Unit Eight. The Living Environment
Animals exhibit many different types of behaviors (table 37.1), but reproductive behavior is particularly complex, encompassing a variety of behaviors, including courtship and parental care. The reproductive success of an animal is directly affected by its reproductive behaviors because these behaviors influence how long the individual lives, how frequently it mates, and how many offspring it produces per mating. The second of these factors, competition for mating opportunities, has been termed sexual selection.
Sexual selection involves both intrasexual selection, or interactions between members of one sex (“the power to conquer other males in battle,” as Darwin put it), and intersexual selection (“the power to charm”).
Intrasexual selection leads to the evolution of structures used in combat with other males (such as a deer’s antlers or a ram’s horns). Combat for mates, whether ritual or real, is a form of agonistic behavior, a confrontation waged by threats, displays, or actual combat.
Intersexual selection, also called mate choice, leads to the evolution of complex courtship behaviors, and of ornaments used to “persuade” members of the opposite sex to mate, such as long tail feathers or bright plumage. For example, the male peacock will parade in front of females with tail feathers displayed. Figure 37.12 shows that the more eyespots on a male’s tail feathers, the more mates he will attract.
Figure 37.12. The male peacock's tail feathers are a product of sexual selection.
Experiments show that female peahens, whose tail feathers are drab, prefer to mate with males with greater numbers of colorful "eyespots" in their tail feathers.
The Benefits of Mate Choice
Why did mating preferences evolve? What is their adaptive value? Biologists have proposed several reasons:
1. In many species of birds and mammals, males help raise the offspring. In these cases, females would benefit by choosing the male that can provide the best care—the better the male parent, the more offspring she is likely to rear successfully.
2. In other species, males provide no care, but maintain territories that provide food, nesting sites, and predator refuges.
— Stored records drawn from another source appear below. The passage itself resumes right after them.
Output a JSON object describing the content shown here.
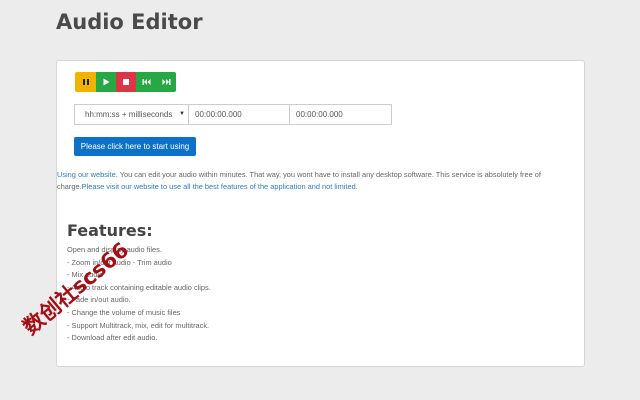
{
  "page": {
    "title": "Audio Editor"
  },
  "transport": {
    "buttons": [
      {
        "name": "pause",
        "icon": "pause-icon",
        "color": "#f0b400"
      },
      {
        "name": "play",
        "icon": "play-icon",
        "color": "#28a745"
      },
      {
        "name": "stop",
        "icon": "stop-icon",
        "color": "#dc3545"
      },
      {
        "name": "previous",
        "icon": "skip-back-icon",
        "color": "#28a745"
      },
      {
        "name": "next",
        "icon": "skip-forward-icon",
        "color": "#28a745"
      }
    ]
  },
  "time": {
    "format_selected": "hh:mm:ss + milliseconds",
    "start_value": "00:00:00.000",
    "end_value": "00:00:00.000"
  },
  "start_button": {
    "label": "Please click here to start using",
    "color": "#0b72c8"
  },
  "intro": {
    "link1": "Using our website",
    "text1": ". You can edit your audio within minutes. That way, you wont have to install any desktop software. This service is absolutely free of charge.",
    "link2": "Please visit our website to use all the best features of the application and not limited."
  },
  "features": {
    "title": "Features:",
    "items": [
      "Open and display audio files.",
      "- Zoom in/out audio - Trim audio",
      "- Mix audio",
      "- Audio track containing editable audio clips.",
      "- Fade in/out audio.",
      "- Change the volume of music files",
      "- Support Multitrack, mix, edit for multitrack.",
      "- Download after edit audio."
    ]
  },
  "watermark": {
    "text": "数创社scs66",
    "color": "#a50d15"
  }
}
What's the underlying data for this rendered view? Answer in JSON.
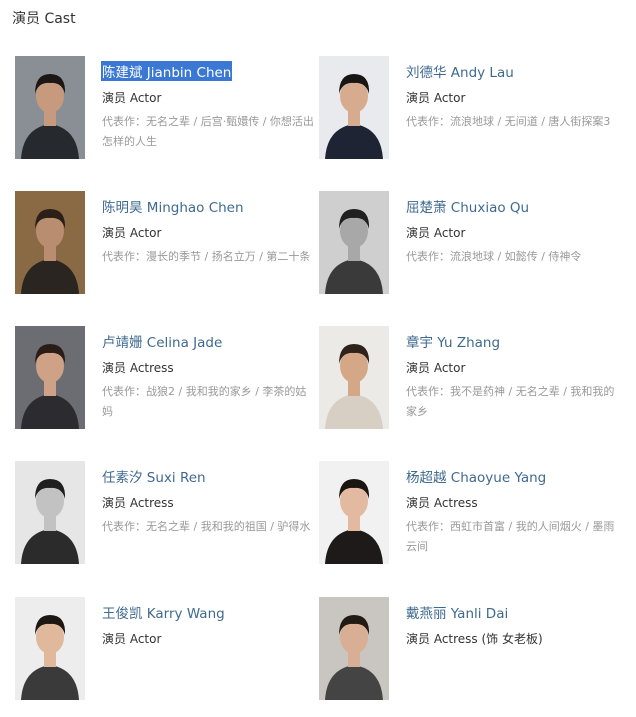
{
  "section": {
    "title": "演员 Cast"
  },
  "works_prefix": "代表作：",
  "separator": " / ",
  "cast": [
    {
      "name": "陈建斌 Jianbin Chen",
      "role": "演员 Actor",
      "works": [
        "无名之辈",
        "后宫·甄嬛传",
        "你想活出怎样的人生"
      ],
      "selected": true,
      "skin": "#c79a7e",
      "hair": "#1c1714",
      "bg": "#8a8f96",
      "cloth": "#262a2f"
    },
    {
      "name": "刘德华 Andy Lau",
      "role": "演员 Actor",
      "works": [
        "流浪地球",
        "无间道",
        "唐人街探案3"
      ],
      "selected": false,
      "skin": "#d6ab8e",
      "hair": "#181514",
      "bg": "#e9eaee",
      "cloth": "#1e2433"
    },
    {
      "name": "陈明昊 Minghao Chen",
      "role": "演员 Actor",
      "works": [
        "漫长的季节",
        "扬名立万",
        "第二十条"
      ],
      "selected": false,
      "skin": "#b88d70",
      "hair": "#2b1f17",
      "bg": "#8a6a44",
      "cloth": "#2a2520"
    },
    {
      "name": "屈楚萧 Chuxiao Qu",
      "role": "演员 Actor",
      "works": [
        "流浪地球",
        "如懿传",
        "侍神令"
      ],
      "selected": false,
      "skin": "#a8a8a8",
      "hair": "#202020",
      "bg": "#cfcfcf",
      "cloth": "#3a3a3a"
    },
    {
      "name": "卢靖姗 Celina Jade",
      "role": "演员 Actress",
      "works": [
        "战狼2",
        "我和我的家乡",
        "李茶的姑妈"
      ],
      "selected": false,
      "skin": "#cfa187",
      "hair": "#2a1d16",
      "bg": "#6b6d72",
      "cloth": "#2c2c30"
    },
    {
      "name": "章宇 Yu Zhang",
      "role": "演员 Actor",
      "works": [
        "我不是药神",
        "无名之辈",
        "我和我的家乡"
      ],
      "selected": false,
      "skin": "#d4a886",
      "hair": "#2e221a",
      "bg": "#eceae6",
      "cloth": "#d7cfc3"
    },
    {
      "name": "任素汐 Suxi Ren",
      "role": "演员 Actress",
      "works": [
        "无名之辈",
        "我和我的祖国",
        "驴得水"
      ],
      "selected": false,
      "skin": "#c2c2c2",
      "hair": "#1f1f1f",
      "bg": "#e6e6e6",
      "cloth": "#2b2b2b"
    },
    {
      "name": "杨超越 Chaoyue Yang",
      "role": "演员 Actress",
      "works": [
        "西虹市首富",
        "我的人间烟火",
        "墨雨云间"
      ],
      "selected": false,
      "skin": "#e3b9a2",
      "hair": "#1b1512",
      "bg": "#f1f1f1",
      "cloth": "#1e1a1a"
    },
    {
      "name": "王俊凯 Karry Wang",
      "role": "演员 Actor",
      "works": [],
      "selected": false,
      "skin": "#e0b99c",
      "hair": "#1d1714",
      "bg": "#ededed",
      "cloth": "#3a3a3a"
    },
    {
      "name": "戴燕丽 Yanli Dai",
      "role": "演员 Actress (饰 女老板)",
      "works": [],
      "selected": false,
      "skin": "#d8ae94",
      "hair": "#221a15",
      "bg": "#c9c6c1",
      "cloth": "#444"
    }
  ]
}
In such species, females that choose males with the best territories will maximize reproductive success.
3. In some species, males provide no direct benefits of any kind to the female. If a female selects a more vigorous male, probably at least to some degree the result of a good genetic makeup, the female will be ensuring that her offspring receive good genes from their father.
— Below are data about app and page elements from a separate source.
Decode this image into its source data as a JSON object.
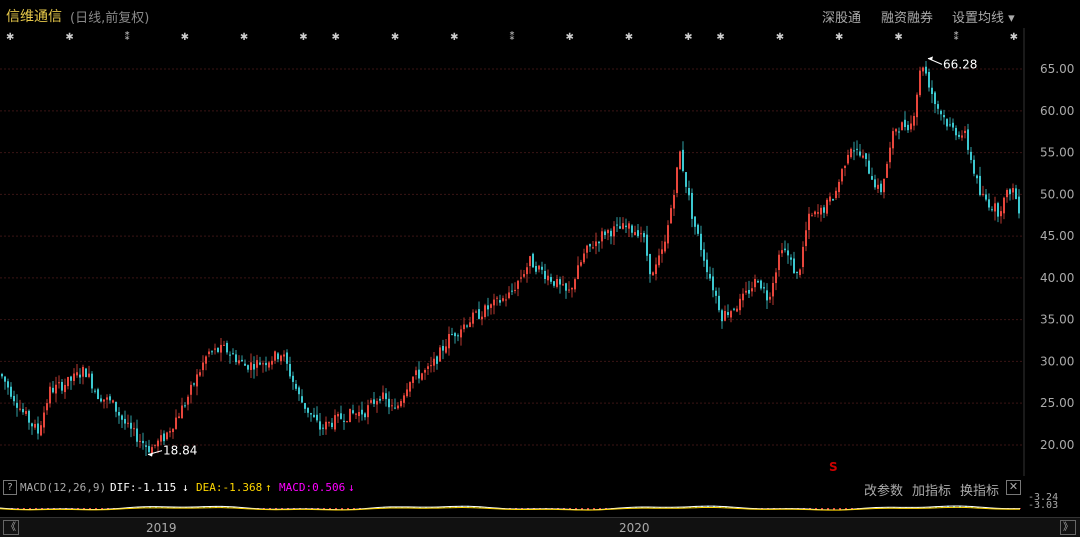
{
  "header": {
    "stock_name": "信维通信",
    "adjust_mode": "(日线,前复权)",
    "btn_sz_connect": "深股通",
    "btn_margin": "融资融券",
    "btn_ma": "设置均线",
    "btn_ma_arrow": "▾"
  },
  "macd_bar": {
    "help": "?",
    "indicator": "MACD(12,26,9)",
    "dif": "DIF:-1.115",
    "dif_arrow": "↓",
    "dea": "DEA:-1.368",
    "dea_arrow": "↑",
    "macd": "MACD:0.506",
    "macd_arrow": "↓",
    "btn_params": "改参数",
    "btn_add": "加指标",
    "btn_switch": "换指标",
    "close": "✕",
    "right_top": "-3.24",
    "right_bottom": "-3.03"
  },
  "scrollbar": {
    "left_arrow": "《",
    "right_arrow": "》",
    "years": [
      {
        "label": "2019",
        "at": 0.147
      },
      {
        "label": "2020",
        "at": 0.585
      }
    ]
  },
  "colors": {
    "up": "#e8463c",
    "down": "#3cc8d0",
    "grid": "#3a1414",
    "axis_text": "#aaaaaa",
    "title": "#e6c84a",
    "dif": "#ffffff",
    "dea": "#ffd700",
    "macd": "#ff00ff",
    "marker": "#cc0000"
  },
  "chart_data": {
    "type": "candlestick",
    "title": "信维通信",
    "ylim": [
      17,
      68
    ],
    "yticks": [
      20,
      25,
      30,
      35,
      40,
      45,
      50,
      55,
      60,
      65
    ],
    "ytick_labels": [
      "20.00",
      "25.00",
      "30.00",
      "35.00",
      "40.00",
      "45.00",
      "50.00",
      "55.00",
      "60.00",
      "65.00"
    ],
    "x_start": "2018-10",
    "x_end": "2020-08",
    "close_path": [
      [
        0,
        28.5
      ],
      [
        8,
        27
      ],
      [
        22,
        24
      ],
      [
        38,
        21.5
      ],
      [
        50,
        26.5
      ],
      [
        68,
        27.5
      ],
      [
        85,
        29
      ],
      [
        98,
        26
      ],
      [
        112,
        25
      ],
      [
        128,
        22
      ],
      [
        150,
        19.5
      ],
      [
        165,
        21
      ],
      [
        185,
        25
      ],
      [
        208,
        31
      ],
      [
        225,
        31.5
      ],
      [
        245,
        29.5
      ],
      [
        265,
        30
      ],
      [
        282,
        31
      ],
      [
        300,
        25.5
      ],
      [
        320,
        22
      ],
      [
        345,
        23.5
      ],
      [
        365,
        24
      ],
      [
        380,
        26
      ],
      [
        395,
        24
      ],
      [
        410,
        28
      ],
      [
        430,
        29
      ],
      [
        450,
        33
      ],
      [
        470,
        35
      ],
      [
        490,
        36.5
      ],
      [
        510,
        38
      ],
      [
        530,
        42
      ],
      [
        550,
        40
      ],
      [
        568,
        38
      ],
      [
        585,
        43
      ],
      [
        605,
        45.5
      ],
      [
        625,
        46
      ],
      [
        642,
        45.5
      ],
      [
        652,
        40
      ],
      [
        665,
        44
      ],
      [
        680,
        55
      ],
      [
        693,
        47
      ],
      [
        705,
        42
      ],
      [
        722,
        35.5
      ],
      [
        740,
        37
      ],
      [
        758,
        40
      ],
      [
        768,
        37.5
      ],
      [
        782,
        44
      ],
      [
        798,
        40
      ],
      [
        808,
        47
      ],
      [
        822,
        48
      ],
      [
        835,
        50
      ],
      [
        850,
        56
      ],
      [
        865,
        54
      ],
      [
        880,
        50
      ],
      [
        895,
        58
      ],
      [
        912,
        58.5
      ],
      [
        922,
        66
      ],
      [
        935,
        61
      ],
      [
        950,
        58
      ],
      [
        965,
        57
      ],
      [
        980,
        50
      ],
      [
        998,
        48
      ],
      [
        1012,
        51
      ],
      [
        1020,
        48
      ]
    ],
    "annotations": [
      {
        "label": "66.28",
        "value": 66.28,
        "type": "high"
      },
      {
        "label": "18.84",
        "value": 18.84,
        "type": "low"
      }
    ],
    "event_markers": "✱ ✱ ⁑ ✱ ✱ ✱✱ ✱ ✱ ⁑ ✱ ✱ ✱✱ ✱ ✱ ✱ ⁑ ✱",
    "special_marker": "S"
  }
}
Reproductive behavior in animals varies substantially from one species to the next. Some animals mate with many partners during the breeding season, others with only one. The typical number of mates an animal has during its breeding season is called the mating system. Among animals, there are three principal mating systems: monogamy (one male mates with one female), polygyny (one male mates with more than one female), and polyandry (one female mates with more than one male).
Like mate choice, mating systems have evolved to maximize reproductive fitness. For instance, a male may defend a territory with resources sufficient for more than one female.
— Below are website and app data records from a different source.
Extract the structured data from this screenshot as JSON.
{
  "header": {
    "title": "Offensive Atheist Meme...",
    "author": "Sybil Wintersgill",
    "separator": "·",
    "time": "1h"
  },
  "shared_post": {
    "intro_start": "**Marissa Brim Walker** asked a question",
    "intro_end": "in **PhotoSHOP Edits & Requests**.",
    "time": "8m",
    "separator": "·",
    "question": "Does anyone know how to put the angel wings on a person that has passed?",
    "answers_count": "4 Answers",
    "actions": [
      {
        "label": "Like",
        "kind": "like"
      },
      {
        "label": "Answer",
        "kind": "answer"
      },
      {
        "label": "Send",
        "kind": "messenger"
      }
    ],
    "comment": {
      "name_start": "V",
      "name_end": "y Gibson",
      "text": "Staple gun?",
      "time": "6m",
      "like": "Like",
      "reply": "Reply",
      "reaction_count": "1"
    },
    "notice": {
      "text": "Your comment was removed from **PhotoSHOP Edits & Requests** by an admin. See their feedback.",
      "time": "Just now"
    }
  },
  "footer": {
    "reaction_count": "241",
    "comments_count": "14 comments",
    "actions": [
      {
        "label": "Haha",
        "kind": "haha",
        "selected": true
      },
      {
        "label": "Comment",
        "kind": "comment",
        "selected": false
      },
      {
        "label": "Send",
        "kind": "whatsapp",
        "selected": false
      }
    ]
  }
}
A male holding such a high-quality territory may already have a mate, but it is still more advantageous for a female to breed with that male than with an unmated male that defends a low-quality territory. In this way, natural selection would favor the evolution of polygyny.
Although polygyny is much more common in animals, polyandrous systems—in which one female mates with several males—are known in a variety of animals. For example, in the spotted sandpiper, a seashore bird, males take care of all incubation and parenting, and females mate and leave eggs with two or more males.
During the breeding season, animals make several important “decisions” concerning their choice of mates (mate choice), how many mates to have (mating system), and how much time and energy to devote to rearing offspring (parenting). These decisions are all aspects of an animal’s reproductive strategy, a set of behaviors that has evolved to maximize that species’ reproductive success. The two sexes of a species often have different reproductive strategies, reflecting the different parental investment each sex makes in producing and rearing offspring. In most animal species, females exercise far more mate choice, and in these species female parental investment is much greater than that of males. In species with biparental care, male and female parental investments are roughly equal, and both sexes tend to exercise mate choice.
TABLE 37.1. ANIMAL BEHAVIORS
Key Learning Outcome 37.10. Natural selection has favored the evolution of mate choice, mating system, and parenting behaviors that maximize reproductive success.